Athens also had a large slave population, but the relationship between personally owned slaves and masters in Athens was very different from Sparta’s. Like Sparta, Athens had as many as 80,000 slaves in the 5th and 6th centuries BC, averaging three to four slaves per household. According to Greek literature, even poor peasants could afford slaves. However, Athenians, without fear of revolt as in Sparta, were able to use their freedom from labor to pursue scientific, cultural, and political goals. Because slave-owning citizens no longer needed to work to provide for themselves, they spent their days creating beautiful works of art, debating political theory and devising new forms of governance (such as democracy) in the forum, and developing the basis of modern science and mathematics.

Will widespread adoption of intelligent and capable machines create a system closer to the slave economy of Athens or Sparta? Automated systems, so long as they do not pose the threat of overthrowing their masters, would not require an approach like Sparta. Most conditions for intelligent machines suggest an approach like Athens. Free economies around the world focus more on individual than state ownership of goods, similar to Athens. Automated systems may also grow to be very inexpensive, especially since power for a machine costs much less than supplying food and shelter for a human. Within a few years of introduction, prices for home robotic systems will likely be low enough to be affordable even for low-income households. Widespread freeing of human time will hopefully follow the Athenian model: where people use their new freedom from labor to explore humanities, mathematics, and the sciences. Otherwise, it would be unfortunate if it follows the Spartan model, involving military expansion and desire for foreign conquests.

Although new technologies virtually always raise the standard of living for all, adoption of automation technologies are likely to be highly capital intensive initially. Some economists believe that high capital costs may accelerate wealth inequality, and potentially cause social tensions and reforms, as discussed in an earlier post. Slave ownership in antiquity does provide some justification for this concern: In ancient Rome, large parcels of land known as Latifundium were powered by armies of slaves owned by the wealthy. Latifundium were in effect, the first form of industrialized agriculture, generally specializing in grain, olive oil, or wine, and were necessary to support Rome’s growing mega-cities. Economies of scale allowed these Latifundium to grow rapidly and consolidate smaller farms, and in turn, consolidate regional power and wealth to a small elite. Pliny the Elder noted that at one point, half of the province of Africa was controlled by a mere six land owners.
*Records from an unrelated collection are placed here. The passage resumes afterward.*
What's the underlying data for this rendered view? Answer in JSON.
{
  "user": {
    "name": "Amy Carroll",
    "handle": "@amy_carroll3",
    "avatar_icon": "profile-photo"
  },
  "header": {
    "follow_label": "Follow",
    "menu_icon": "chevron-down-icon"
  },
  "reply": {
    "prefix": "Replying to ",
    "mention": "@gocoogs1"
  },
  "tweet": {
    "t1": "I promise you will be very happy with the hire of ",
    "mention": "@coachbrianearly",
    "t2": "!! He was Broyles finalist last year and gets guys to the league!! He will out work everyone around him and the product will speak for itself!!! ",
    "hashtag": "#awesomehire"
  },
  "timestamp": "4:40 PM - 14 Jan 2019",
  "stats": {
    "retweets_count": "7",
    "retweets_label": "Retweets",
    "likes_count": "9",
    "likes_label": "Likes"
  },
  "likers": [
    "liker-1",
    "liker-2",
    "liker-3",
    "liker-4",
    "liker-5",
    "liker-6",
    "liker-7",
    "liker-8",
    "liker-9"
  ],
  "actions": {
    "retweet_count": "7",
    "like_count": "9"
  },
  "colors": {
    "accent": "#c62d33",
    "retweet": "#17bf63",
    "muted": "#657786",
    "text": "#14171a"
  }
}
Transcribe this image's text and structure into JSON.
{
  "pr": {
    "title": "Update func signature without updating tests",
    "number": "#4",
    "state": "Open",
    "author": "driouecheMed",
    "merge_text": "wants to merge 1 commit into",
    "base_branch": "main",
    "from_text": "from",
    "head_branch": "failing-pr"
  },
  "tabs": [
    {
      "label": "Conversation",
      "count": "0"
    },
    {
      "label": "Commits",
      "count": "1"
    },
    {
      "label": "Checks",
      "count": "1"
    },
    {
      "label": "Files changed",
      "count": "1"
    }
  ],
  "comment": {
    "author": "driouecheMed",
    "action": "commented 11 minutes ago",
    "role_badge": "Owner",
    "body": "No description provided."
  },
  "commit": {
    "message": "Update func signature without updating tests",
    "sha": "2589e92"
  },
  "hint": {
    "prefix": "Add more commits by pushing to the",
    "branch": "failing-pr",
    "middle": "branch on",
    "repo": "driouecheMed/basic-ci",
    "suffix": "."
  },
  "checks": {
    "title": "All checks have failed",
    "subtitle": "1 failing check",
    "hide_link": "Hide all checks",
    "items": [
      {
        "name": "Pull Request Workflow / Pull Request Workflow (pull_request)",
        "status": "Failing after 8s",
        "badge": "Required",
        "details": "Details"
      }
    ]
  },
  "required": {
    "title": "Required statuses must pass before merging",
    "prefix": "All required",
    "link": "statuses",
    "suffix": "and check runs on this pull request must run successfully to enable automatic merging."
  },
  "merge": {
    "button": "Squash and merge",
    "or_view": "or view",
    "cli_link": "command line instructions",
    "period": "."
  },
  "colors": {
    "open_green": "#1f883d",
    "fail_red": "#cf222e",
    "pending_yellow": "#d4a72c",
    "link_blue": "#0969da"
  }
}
Intelligent machines and mass-automation may free humans from work, and may further free us from exploiting one another. Free time may create a new renaissance of art, philosophy, and science, fueled by greater numbers of ambitious people with no need to spend time focusing on sustenance. However, distribution of land, power, and wealth remains uncertain. Could we enjoy the economic benefits of slavery, but without the horrors of mistreatment, subjugation, torture, and hard labor--everyone a slave owner, and no person a slave? Will inexpensive intelligent machines create a world of luxury for everyone, or consolidate wealth and power among very few? How can we ensure that our future relationship with intelligent machines will be more like Athens and less like Sparta?